When you do internet searches on this T64/M12 body armor, there is a wealth of detail on line, with the two biggest hits are Osprey Publishing’s “Flak Jackets – 20th-century military body armour,” by Simon Dunstan and the on-line version of WOUND BALLISTICS, by the US Army Medical Department’s Office of Medical History. The former used much of the latter verbatim, so I will take WOUND BALLISTICS as definitive. The following is from page 737, the on-line chapter 12, of WOUND BALLISTICS regards the effectiveness of the Korean War vest T-51-2 (also pictured below):
“These studies indicate that 30 to 40 percent of the fatal chest wounds incurred by soldiers in combat would have been prevented by the use of body armor. From another point of view, this seems to indicate that 10 to 20 percent of the soldiers who were killed in action would have survived if they had worn body armor. The effectiveness of the vest in preventing chest wounds in the KIA casualties was not so marked as in the WIA casualties. One explanation of this disparity lies in the higher incidence of small arms wounds in the KIA (approximately 25 percent) as compared to the WIA casualties (approximately 15 percent).
Pictured below are the various artillery and bullet fragments picked out of the six pound Korean War vest T-51-2
Too make things even more interesting, the same internet search that found the above information also found a hobbyist the US Militaria forum has actually built a simulation of the M12 vest and fired ammo at it. His results suggest that a 12 pound M12 vest might have been rated as high as “Level IIIA” in some places (stops most moderately powered pistol rounds). See the link:
CRUNCHING THE IWO JIMA NUMBERS
To baseline what the difference the M12 vest would have made for the invasion of Japan, I pulled a pair of military medical reports on Iwo Jima — one a March 1945 US Army report and one post war US Navy (See notes) — to crunch numbers. The USMC Assault infantry regiments suffered 75% casualties of initial strength over the course of the Iwo Jima battle. The supporting regiments took 60% casualties.
What is interesting here is that in terms of “Casualties per thousand per day,” the military-medical standard measurement of casualties. Iwo Jima was much less bloody in terms of casualties per 1000 per day than Tarawa, at 12.74 versus Tarawa’s 80.55 per 1000. And more surprising still, the USMC assault with the highest casualty rate for the first day was Saipan, at 100 casualties per 1000.

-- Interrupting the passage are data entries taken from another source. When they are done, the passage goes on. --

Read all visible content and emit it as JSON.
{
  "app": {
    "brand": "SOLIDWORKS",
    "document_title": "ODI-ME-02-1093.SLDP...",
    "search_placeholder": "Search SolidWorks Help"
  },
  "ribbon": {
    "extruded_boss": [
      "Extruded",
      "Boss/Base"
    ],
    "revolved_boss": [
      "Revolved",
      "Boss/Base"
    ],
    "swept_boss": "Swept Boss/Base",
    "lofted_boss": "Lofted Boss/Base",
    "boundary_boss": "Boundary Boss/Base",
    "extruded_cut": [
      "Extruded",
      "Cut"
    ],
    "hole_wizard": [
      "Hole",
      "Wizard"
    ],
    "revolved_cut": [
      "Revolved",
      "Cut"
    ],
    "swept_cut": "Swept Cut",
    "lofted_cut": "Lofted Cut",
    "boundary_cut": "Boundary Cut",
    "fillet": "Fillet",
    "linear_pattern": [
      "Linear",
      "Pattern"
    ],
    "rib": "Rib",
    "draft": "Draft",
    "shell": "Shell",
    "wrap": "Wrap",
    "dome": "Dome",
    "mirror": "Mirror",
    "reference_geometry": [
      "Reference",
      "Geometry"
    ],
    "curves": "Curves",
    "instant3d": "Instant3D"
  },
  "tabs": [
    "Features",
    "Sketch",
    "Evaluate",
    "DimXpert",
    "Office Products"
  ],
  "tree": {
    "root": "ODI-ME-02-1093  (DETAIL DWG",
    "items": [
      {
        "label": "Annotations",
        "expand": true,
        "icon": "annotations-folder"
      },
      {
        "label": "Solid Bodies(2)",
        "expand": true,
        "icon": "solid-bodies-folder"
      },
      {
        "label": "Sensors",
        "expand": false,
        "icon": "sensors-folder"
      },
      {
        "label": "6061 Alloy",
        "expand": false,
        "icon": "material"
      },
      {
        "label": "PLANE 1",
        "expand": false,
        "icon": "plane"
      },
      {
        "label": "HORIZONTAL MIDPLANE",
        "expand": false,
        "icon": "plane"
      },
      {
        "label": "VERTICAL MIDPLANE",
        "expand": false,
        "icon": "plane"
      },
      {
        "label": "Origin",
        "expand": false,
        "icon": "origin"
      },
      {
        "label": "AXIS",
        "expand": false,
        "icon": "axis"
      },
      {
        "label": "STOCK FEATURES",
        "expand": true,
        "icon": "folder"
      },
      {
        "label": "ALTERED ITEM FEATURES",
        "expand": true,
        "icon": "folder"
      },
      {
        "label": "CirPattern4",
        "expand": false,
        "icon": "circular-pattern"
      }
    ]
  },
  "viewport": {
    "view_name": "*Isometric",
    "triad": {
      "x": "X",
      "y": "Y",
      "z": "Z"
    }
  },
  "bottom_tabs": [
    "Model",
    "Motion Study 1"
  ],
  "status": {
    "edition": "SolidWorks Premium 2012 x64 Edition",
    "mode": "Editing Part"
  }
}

The difference between either Tarawa or Saipan and Iwo Jima was time. Tarawa was three days long. The assault on Iwo Jima was 26 days.
In terms of battle deaths on Iwo Jima, there were 5,460 dead, 22% whom died of wounds after getting to medical treatment. Had the M12 been available to the Iwo Jima Marines, we are looking at 546 to 1092 more Marines surviving the battle, using the Korea war data for a less well armored T-51-2 vest…and the M12 vest was much more protective!
Now you all have a better idea why I think the arrival of the digital age is undermining past historical narratives.
Notes and Sources —
1. Major JAMES C. BEYER, MC, ed. “MEDICAL DEPARTMENT, UNITED STATES ARMY, WOUND BALLISTICS” OFFICE OF THE SURGEON GENERAL DEPARTMENT OF THE ARMY WASHINGTON, D.C., 1962
o CHAPTER XI Personnel Protective Armor
o Chapter XII Wound Ballistics and Body Armor in Korea
2. C.G. Blood, Report No. 90-16, “SHIPBOARD AND GROUND TROOP CASUALTY RATES AMONG NAVY AND MARINE CORPS PERSONNEL DURING WORLD WAR II OPERATIONS,” Naval Health Research Center, Medical Decisions Support Department, P.O. Box 85122, San Diego, CA 92186-5122
3. Simon Dunstan, Men-at-Arms 157, “Flak Jackets – 20th-century military body armour,” Osprey Publishing, June 1984; ISBN: 9780850455694
4. Captains Charles F. Koser and Daniel Prettyman, US Army Medical Corps, “The Iwo Jima Operation (19 February to 16 March 1945),” March 1945, N-18600.1-E, CGSC Ft. Leavenworth, Kan. DTIC Accession Number ADB308635 Page 4
5. Pacific Warfare Board Report #35, NARA